We are convinced that if a promise to pay of a solvent obligor is unconditional and assignable, not subject to set-offs, and is of a kind that is frequently transferred to lenders or investors at a discount not substantially greater than the generally prevailing premium for the use of money, such promise is the equivalent of cash and taxable in like manner as cash would have been taxable had it been received by the taxpayer rather than the obligation. * * * [ Cowden v. Commissioner, supra at 24.]
Accord Estate of Silverman v. Commissioner [Dec. 47,943], 98 T.C. 54, 61 (1992).
Petitioners have failed to prove that the obligation of either Chef Reddy or Offut Co. to make the Chef-Reddy payments is a cash equivalent. Among other failures, petitioners have failed to prove that either Chef Reddy's or Offut Co.'s obligation to make the Chef-Reddy payments is the kind of promise to pay that is frequently transferred to lenders or investors at a discount not substantially greater than the generally prevailing premium for the use of money.

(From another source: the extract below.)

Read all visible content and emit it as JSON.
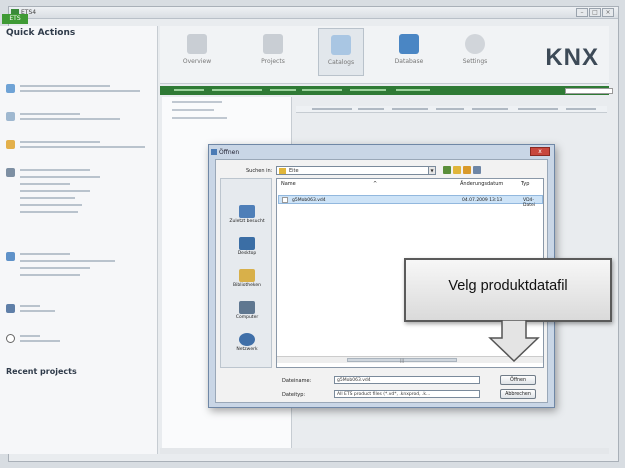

We therefore find that the obligation to make the Chef-Reddy payments is not the equivalent of cash.
C. Cottage Sav. Association v. Commissioner
Petitioners attempt to buttress their argument by citing Cottage Sav. Association v. Commissioner [91-1 USTC ╤ 50,187], 499 U.S. 554 (1991) (exchange of property gives rise to a realization event under section 1001 so long as the exchanged properties are "materially different": i.e., so long as they embody a legally distinct entitlement). Petitioners argue that, when Larry Monico "exchanged the account receivable for the promissory note, the Petitioners realized and should have recognized income." Petitioners have failed to prove that there was any such exchange. Moreover, they have failed to prove any material change in the obligation. Cottage Savings Association is inapplicable.
Petitioners have failed to prove that the Chef-Reddy payments constitute a return of capital. That being the exclusive basis on which they assigned error to respondent's determination of a deficiency with respect to the Chef-Reddy payments, respondent's determination of a deficiency in tax with respect thereto is sustained.
Decision will be entered under Rule 155.